$\begin{array}{}\text{(1)}& \frac{1}{\mathrm{sin}A}+\frac{1}{\mathrm{sin}B}+\frac{1}{\mathrm{sin}C}\ge 2\sqrt{3}\end{array}$
and since $\frac{1}{\mathrm{sin}\left(x\right)}$ is a convex function on the interval $\left(0,\pi \right)$, (1) is a straightforward consequence of Jensen's inequality.
###### Not exactly what you’re looking for? Damon Stokes
Since $ab+ac+bc\ge \sum _{cyc}\left(2ab-{a}^{2}\right)$ it's just $\sum _{cyc}\left(a-b{\right)}^{2}\ge 0$ and

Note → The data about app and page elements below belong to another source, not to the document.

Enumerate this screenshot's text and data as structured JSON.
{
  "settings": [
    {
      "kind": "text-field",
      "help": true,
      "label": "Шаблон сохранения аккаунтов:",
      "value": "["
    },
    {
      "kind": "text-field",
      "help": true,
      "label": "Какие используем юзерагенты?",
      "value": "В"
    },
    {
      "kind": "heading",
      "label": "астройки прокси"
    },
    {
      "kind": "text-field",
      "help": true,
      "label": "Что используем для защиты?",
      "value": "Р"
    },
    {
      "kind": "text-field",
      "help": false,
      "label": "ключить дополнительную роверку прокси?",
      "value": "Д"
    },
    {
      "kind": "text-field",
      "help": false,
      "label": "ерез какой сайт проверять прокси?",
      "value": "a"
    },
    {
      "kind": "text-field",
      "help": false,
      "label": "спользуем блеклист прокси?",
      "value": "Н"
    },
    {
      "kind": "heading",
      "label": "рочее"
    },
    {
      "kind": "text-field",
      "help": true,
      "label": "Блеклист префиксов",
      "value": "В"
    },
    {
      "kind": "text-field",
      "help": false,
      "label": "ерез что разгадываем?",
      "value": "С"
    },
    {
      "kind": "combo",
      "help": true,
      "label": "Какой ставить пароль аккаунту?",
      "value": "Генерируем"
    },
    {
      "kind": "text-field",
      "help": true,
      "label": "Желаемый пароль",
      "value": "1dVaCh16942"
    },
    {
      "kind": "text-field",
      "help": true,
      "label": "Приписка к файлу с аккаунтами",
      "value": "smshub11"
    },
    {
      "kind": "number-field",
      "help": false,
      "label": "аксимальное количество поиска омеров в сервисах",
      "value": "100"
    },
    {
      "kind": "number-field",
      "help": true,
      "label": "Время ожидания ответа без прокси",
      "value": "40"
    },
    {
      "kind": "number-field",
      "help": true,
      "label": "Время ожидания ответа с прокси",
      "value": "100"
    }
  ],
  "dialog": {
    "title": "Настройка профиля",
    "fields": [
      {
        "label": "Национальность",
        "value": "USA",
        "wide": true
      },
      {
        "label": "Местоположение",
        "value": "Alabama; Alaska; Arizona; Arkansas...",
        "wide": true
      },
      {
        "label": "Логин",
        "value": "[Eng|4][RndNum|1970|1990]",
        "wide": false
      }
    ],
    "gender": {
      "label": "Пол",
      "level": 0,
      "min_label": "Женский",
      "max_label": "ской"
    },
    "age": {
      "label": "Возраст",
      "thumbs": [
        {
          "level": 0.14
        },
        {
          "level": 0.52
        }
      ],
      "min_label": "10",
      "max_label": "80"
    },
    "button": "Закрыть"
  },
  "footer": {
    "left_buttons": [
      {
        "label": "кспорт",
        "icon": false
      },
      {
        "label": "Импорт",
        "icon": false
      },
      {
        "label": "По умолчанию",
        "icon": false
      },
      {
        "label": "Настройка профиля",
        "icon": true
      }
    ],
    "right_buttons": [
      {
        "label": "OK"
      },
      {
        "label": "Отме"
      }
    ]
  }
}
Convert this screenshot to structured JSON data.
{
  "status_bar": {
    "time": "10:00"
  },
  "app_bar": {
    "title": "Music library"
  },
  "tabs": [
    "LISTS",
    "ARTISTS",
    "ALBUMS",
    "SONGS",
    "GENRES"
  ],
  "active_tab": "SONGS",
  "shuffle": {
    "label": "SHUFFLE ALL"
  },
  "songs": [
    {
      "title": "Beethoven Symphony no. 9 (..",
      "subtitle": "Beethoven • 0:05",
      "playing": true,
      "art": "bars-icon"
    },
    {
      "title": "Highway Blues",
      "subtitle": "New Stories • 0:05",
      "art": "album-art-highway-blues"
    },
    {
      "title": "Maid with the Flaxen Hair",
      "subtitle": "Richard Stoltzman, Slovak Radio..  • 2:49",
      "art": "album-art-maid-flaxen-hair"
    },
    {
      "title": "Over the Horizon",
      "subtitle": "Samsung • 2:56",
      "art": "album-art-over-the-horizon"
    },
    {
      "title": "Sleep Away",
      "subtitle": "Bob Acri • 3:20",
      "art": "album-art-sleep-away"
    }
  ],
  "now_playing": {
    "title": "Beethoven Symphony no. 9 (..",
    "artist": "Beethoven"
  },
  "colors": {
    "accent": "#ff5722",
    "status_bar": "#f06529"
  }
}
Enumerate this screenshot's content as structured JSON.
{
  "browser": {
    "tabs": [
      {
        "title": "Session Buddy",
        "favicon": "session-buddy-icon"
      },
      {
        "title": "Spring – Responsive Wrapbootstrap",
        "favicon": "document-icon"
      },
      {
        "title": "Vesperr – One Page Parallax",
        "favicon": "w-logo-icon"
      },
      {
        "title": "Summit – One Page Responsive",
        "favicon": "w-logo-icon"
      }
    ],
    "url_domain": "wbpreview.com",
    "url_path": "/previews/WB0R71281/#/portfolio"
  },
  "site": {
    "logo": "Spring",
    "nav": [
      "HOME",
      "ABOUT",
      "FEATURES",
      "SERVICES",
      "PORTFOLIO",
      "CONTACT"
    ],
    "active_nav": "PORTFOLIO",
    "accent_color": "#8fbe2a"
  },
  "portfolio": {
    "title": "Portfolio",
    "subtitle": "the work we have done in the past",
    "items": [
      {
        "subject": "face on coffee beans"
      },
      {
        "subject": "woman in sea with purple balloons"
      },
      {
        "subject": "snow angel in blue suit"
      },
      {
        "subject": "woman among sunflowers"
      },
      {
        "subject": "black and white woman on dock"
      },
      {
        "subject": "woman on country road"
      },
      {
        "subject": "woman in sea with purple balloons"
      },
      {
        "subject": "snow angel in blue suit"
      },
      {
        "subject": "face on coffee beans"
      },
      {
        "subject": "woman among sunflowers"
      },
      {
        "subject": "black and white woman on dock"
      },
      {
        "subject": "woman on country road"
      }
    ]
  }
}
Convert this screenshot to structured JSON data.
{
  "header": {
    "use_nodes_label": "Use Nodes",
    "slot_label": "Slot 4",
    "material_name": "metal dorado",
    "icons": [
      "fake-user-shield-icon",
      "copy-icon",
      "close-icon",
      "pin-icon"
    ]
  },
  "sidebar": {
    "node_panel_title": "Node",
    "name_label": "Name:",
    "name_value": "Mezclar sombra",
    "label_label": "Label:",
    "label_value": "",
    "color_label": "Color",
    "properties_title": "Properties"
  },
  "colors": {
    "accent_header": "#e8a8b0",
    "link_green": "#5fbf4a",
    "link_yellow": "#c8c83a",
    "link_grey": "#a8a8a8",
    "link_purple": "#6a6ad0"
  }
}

$\sum _{cyc}\left(2ab-{a}^{2}\right)=\sum _{cyc}a\left(b+c-a\right)>0,$
it's enough to prove that
$\sum _{cyc}\left(2ab-{a}^{2}\right)\ge 4\sqrt{3}S$
or
$\sum _{cyc}\left(2ab-{a}^{2}\right)\ge \sqrt{3\sum _{cyc}\left(2{a}^{2}{b}^{2}-{a}^{4}\right)}$
or
$\sum _{cyc}\left({a}^{4}-{a}^{3}b-{a}^{3}c+{a}^{2}bc\right)\ge 0,$
which is Schur.
Done!